**Work order**
Find and copy each line in the material below where the string "size" occurs.
-=-=-
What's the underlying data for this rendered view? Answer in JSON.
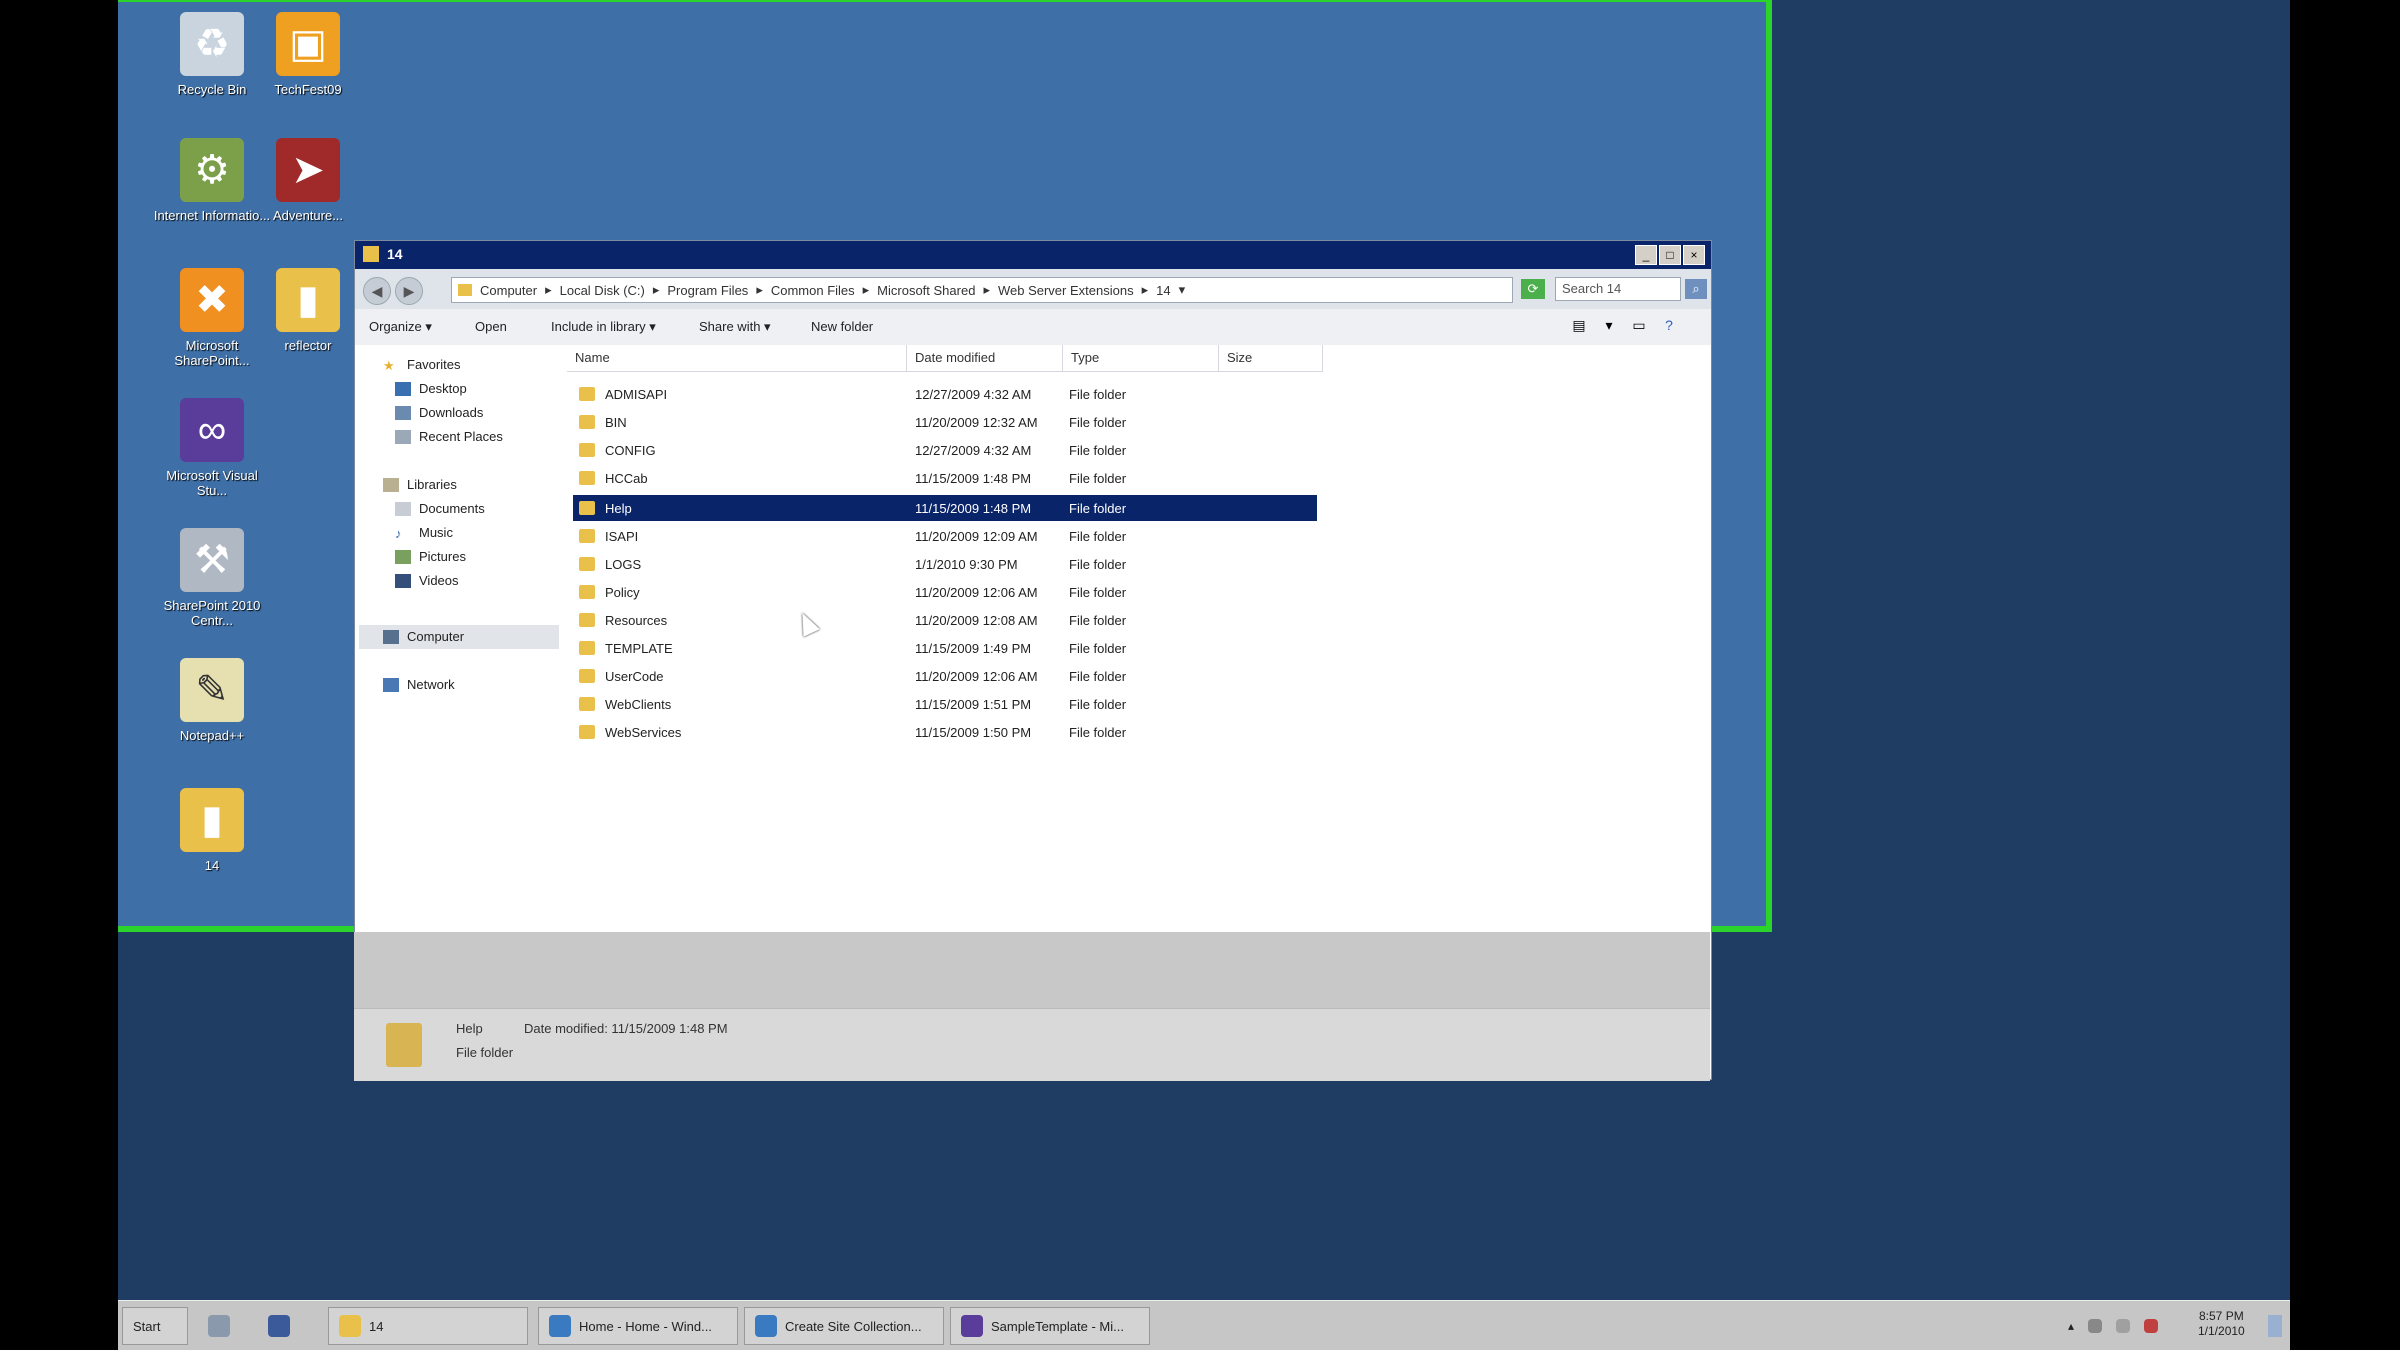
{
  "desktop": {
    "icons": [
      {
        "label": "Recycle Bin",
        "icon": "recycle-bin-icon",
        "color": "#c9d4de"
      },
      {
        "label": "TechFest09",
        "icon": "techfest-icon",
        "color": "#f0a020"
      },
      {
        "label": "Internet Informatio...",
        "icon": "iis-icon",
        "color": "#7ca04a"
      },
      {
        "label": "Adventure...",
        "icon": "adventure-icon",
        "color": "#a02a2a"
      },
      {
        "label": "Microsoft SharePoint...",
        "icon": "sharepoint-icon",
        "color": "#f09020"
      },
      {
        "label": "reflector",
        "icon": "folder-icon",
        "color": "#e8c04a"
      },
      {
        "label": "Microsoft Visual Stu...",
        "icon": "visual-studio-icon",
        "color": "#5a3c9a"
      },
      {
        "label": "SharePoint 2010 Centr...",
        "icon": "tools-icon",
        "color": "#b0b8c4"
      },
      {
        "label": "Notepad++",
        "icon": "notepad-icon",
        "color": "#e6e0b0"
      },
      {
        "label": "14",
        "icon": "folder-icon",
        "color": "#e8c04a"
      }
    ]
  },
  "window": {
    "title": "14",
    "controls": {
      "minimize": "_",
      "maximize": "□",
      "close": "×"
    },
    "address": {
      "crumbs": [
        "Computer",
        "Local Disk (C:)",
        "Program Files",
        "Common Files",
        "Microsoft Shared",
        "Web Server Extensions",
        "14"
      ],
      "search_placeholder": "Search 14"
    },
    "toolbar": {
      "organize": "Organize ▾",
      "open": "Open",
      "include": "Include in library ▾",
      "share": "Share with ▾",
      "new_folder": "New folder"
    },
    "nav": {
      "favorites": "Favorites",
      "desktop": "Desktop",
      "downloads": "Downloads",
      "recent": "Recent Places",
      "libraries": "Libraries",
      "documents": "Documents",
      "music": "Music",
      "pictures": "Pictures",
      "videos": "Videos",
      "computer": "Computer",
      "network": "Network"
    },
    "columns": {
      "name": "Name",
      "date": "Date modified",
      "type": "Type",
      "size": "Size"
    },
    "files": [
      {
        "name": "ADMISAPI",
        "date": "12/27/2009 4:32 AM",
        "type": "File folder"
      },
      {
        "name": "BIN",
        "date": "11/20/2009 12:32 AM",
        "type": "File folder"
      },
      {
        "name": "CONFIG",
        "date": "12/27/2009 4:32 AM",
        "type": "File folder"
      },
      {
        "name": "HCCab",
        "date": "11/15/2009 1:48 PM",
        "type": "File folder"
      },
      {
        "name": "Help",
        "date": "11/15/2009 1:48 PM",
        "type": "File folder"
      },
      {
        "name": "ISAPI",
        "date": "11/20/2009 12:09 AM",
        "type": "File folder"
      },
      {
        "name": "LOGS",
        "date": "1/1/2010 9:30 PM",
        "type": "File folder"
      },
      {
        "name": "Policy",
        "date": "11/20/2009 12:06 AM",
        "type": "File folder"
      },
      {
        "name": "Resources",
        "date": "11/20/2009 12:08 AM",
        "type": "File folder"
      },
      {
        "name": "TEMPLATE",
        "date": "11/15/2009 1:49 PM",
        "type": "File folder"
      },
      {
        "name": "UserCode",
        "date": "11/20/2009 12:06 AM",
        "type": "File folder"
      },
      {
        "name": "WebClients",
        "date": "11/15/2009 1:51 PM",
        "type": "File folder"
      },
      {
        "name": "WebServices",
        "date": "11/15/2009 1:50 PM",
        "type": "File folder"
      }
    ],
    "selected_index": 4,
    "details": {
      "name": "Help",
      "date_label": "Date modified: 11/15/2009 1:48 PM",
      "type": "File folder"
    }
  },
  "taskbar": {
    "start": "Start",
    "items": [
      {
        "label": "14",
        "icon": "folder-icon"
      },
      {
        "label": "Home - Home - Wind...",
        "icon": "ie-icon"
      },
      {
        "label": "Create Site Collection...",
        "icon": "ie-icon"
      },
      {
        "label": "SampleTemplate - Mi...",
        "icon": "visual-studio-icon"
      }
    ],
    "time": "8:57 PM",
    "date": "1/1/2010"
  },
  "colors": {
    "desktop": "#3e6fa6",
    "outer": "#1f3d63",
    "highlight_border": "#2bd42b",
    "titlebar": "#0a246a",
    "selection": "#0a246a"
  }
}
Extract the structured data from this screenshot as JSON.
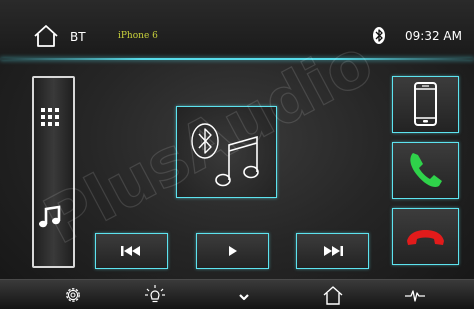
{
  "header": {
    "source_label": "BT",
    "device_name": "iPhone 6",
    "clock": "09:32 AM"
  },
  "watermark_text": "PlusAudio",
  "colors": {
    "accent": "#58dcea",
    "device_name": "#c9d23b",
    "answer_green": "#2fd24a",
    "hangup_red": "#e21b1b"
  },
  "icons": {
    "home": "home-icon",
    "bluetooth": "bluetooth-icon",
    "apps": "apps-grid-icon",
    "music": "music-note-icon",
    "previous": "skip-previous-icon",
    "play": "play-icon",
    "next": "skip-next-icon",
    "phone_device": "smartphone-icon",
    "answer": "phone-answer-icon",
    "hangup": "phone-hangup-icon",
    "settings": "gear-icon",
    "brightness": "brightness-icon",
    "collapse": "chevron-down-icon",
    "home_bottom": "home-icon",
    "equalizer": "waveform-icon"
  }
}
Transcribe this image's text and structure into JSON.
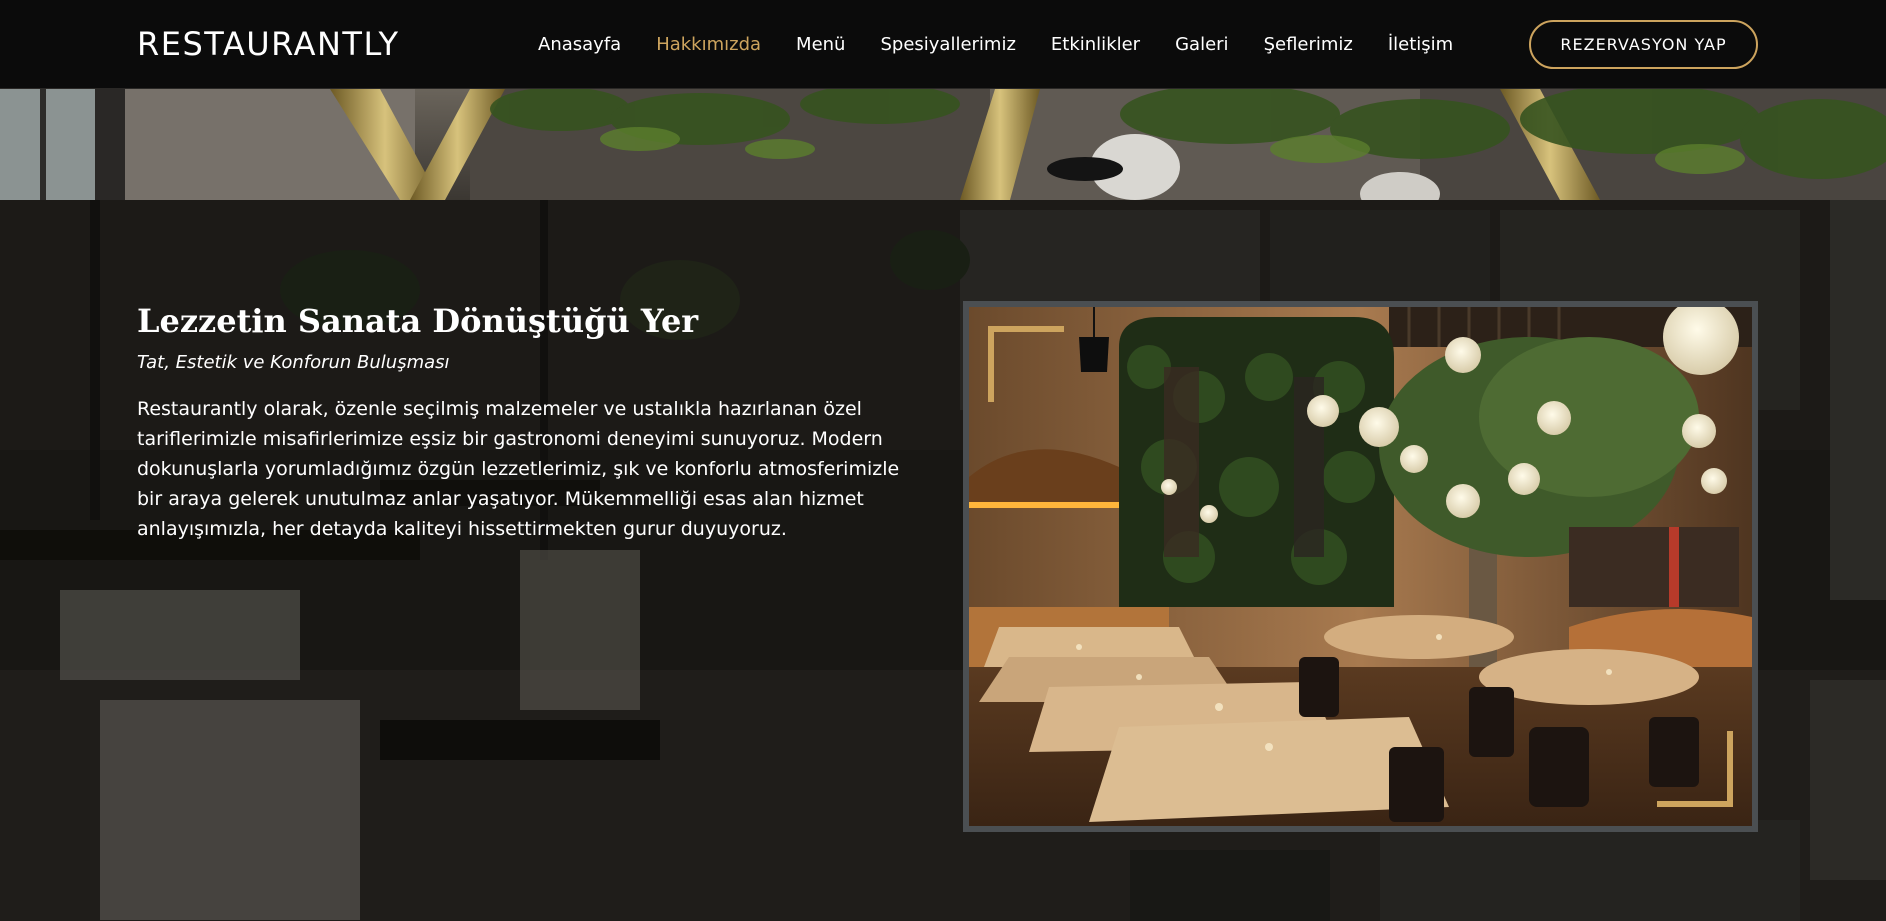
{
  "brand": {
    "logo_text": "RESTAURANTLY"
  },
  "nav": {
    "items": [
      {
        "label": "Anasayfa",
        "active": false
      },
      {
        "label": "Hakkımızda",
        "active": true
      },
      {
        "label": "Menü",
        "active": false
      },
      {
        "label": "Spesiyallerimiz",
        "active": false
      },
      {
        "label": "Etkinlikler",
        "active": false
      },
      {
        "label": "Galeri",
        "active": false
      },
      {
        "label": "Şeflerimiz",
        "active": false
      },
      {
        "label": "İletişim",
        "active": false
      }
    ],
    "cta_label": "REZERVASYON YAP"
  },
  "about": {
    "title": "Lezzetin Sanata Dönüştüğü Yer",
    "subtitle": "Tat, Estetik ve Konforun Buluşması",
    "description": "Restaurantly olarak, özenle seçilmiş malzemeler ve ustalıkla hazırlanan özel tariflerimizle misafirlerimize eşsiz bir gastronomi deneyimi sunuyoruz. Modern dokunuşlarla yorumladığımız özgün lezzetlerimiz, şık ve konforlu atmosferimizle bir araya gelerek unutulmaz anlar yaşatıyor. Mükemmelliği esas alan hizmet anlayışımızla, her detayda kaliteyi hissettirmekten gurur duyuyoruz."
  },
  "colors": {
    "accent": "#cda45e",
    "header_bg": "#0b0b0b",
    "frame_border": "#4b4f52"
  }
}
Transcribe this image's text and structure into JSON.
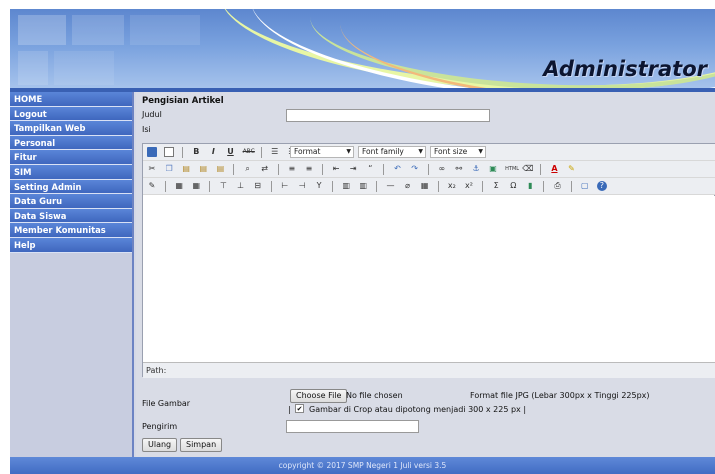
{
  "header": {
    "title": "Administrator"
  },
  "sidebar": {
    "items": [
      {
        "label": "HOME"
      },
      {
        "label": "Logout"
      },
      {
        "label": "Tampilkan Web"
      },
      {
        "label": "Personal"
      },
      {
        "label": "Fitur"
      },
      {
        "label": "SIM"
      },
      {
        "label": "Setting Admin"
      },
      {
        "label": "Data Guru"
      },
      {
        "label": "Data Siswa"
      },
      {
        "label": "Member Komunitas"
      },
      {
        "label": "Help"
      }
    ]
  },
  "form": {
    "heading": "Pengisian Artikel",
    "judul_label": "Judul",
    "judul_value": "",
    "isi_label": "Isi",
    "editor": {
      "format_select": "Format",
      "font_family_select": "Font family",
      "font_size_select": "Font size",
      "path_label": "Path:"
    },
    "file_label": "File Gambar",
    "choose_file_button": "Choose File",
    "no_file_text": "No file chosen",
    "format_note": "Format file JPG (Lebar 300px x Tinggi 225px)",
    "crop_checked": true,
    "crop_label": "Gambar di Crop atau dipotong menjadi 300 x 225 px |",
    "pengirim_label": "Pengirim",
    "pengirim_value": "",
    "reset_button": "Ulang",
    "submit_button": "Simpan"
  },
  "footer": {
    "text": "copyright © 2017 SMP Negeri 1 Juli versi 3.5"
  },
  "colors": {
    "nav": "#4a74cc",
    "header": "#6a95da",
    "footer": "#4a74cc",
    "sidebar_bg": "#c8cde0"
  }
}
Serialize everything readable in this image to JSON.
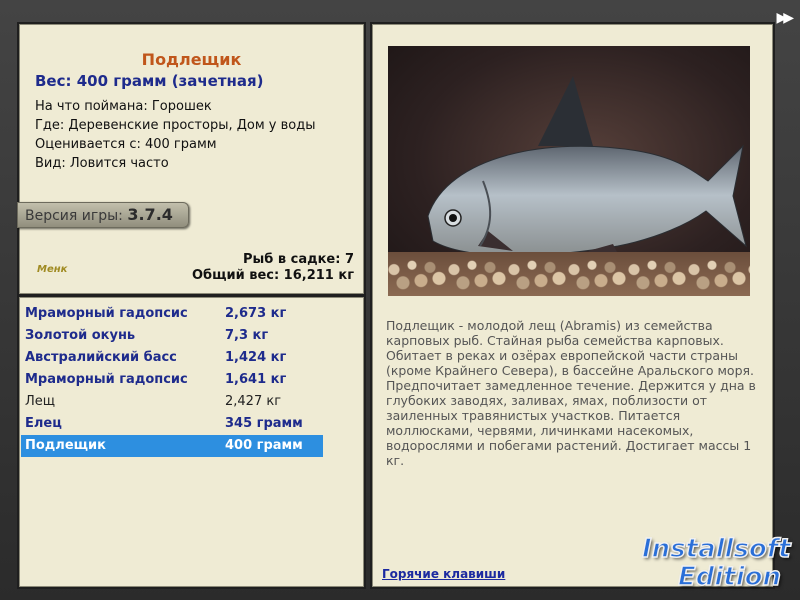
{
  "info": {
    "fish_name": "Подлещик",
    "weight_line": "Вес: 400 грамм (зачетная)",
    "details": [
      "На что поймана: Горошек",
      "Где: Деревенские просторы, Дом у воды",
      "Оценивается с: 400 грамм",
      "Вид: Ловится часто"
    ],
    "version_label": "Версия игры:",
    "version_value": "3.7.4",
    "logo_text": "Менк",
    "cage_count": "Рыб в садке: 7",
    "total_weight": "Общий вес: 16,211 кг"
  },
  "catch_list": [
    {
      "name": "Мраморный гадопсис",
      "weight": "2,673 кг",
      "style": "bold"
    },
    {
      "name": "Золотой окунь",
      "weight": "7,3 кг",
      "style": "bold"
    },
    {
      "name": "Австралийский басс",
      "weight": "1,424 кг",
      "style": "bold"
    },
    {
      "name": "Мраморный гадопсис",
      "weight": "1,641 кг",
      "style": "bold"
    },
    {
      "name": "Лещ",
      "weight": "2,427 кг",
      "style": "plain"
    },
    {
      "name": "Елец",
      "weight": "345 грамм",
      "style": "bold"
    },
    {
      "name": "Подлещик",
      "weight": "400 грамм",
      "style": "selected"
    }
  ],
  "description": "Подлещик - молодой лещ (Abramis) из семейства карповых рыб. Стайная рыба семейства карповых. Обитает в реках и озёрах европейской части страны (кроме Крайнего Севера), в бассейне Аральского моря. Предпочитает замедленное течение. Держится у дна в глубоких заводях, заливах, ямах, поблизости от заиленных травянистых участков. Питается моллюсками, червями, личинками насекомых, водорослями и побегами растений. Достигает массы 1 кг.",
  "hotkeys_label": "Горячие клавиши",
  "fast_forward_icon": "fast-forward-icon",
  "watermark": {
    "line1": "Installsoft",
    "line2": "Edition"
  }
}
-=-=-
**Exercise result**
      "size": "Size"
      "font_size_select": "Font size",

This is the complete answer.